SO…based on time…I decided to get a BobsCNC machine (nothing against Ryan, it was purely a time issue for me…as in I wanted something right now!!). Though the machine I got was about double the cost of a kit I could get from Ryan, it came with everything I needed to get going (minus some software). BobsCNC kits still require quite a bit of assembly, but they have a pretty good step by step, almost “grunt proof” (as we say in the Military) set of build instructions (A huge time suck to put together, I know!). I also have a friend that got an X-carve machine that didn’t know anything about CNC other than he wanted to add that to his woodworking business he was trying to get set up.
I say all that to say in the CNC world, you can have the greatest/most expensive machine, but if you don’t know the CAD/CAM side of it, you won’t be doing a whole lot!
This is the biggest thing that “people” getting into the CNC world don’t understand is also a major factor in getting started. They will need to learn this, and may be part of the “business arena” that can be looked at. “How to video series” for a fee, etc. (though there are plenty out there on the youtubes already).
NOW…I have just vomited a lot there, but I wanted to share some of the background on some of my thoughts here. In operating the 2 machines that I have, and being in the forums/FB Groups for them, I can say that “people” are spending a boat load of money on Higher Priced - “Out of the Box, Ready to Go” CNC machines, and still can’t get them to work. Some of that is in user error in assembly, but a lot of it is not understanding the workflow process that starts with CAD/CAM and creating G-Code (knowing what post processor to use), and then getting it sent to the machine. They are mostly frustrated and give up because they don’t understand and feel they were “misled” in the machine will just work as soon as they put it together. I see a lot of other, much higher priced machines, that just advertise the “advanced” capabilities of the machines, but not the process of how to get there for the absolute beginner.

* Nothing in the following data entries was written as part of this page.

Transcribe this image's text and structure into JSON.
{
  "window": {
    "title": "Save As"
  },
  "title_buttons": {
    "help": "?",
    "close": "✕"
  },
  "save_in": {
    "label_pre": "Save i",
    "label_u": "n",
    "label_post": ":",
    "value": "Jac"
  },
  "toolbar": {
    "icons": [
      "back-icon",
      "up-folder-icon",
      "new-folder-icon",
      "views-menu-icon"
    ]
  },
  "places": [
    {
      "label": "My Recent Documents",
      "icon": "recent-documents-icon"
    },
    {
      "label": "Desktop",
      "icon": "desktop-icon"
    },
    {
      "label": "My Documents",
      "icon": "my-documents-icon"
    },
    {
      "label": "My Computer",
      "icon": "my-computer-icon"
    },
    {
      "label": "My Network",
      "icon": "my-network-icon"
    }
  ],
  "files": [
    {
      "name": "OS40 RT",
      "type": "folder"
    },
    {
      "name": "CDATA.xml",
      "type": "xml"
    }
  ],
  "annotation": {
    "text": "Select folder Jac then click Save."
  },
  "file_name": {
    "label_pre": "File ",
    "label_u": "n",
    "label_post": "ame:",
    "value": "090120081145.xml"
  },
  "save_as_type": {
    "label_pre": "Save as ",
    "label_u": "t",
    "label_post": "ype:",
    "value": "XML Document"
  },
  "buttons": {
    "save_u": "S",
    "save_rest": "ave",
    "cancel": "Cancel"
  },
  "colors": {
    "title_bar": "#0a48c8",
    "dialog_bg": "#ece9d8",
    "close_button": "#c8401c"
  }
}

@vicious1 I think you do a superb job of selling the basic concept of the machine and its capabilities, and the rest of the forum users here, help highlight the “advanced” capabilities. IMHO, you “sell” the basic concept of the minimum of what your machines are capable of and the support for that here in the forums. It is ultimately the user of the machine that needs to have the want and desire to push it further. I think the recommendations of adding content that highlights that, with added user videos of where you can take this machine is a great idea. I offer my own recommendation of adding a section for “So you are new to CNC…” with information that has been posted here in the forums to help potential buyers understand a little more of what they are getting into, and a list of everything that will be needed (I think you have it listed out on the build docs page, but parse it down to the main topics with links to that part of the docs??).
Sorry, I’ve been rambling…I will say I intend to build an MPCNC still, though will be looking to put a laser on it. I have just moved into a new house and still trying to get the garage cleaned out of all the stuff that hasn’t found its proper place inside. Once that is done it will become my shop (a blank slate for me in setup), and when I have the new space, it will be added in. I also have referred a few to the shop for various items (the 1/8" makita collet to be exact). So time will dictate now when that will happen for me, but I am looking forward to the build when I finally get the chance for it. I’ll purchase everything but the tubing, laser, and prints from the shop. (unless of course you go with a prefabbed kit, then I might be tempted to just purchase that as well!!)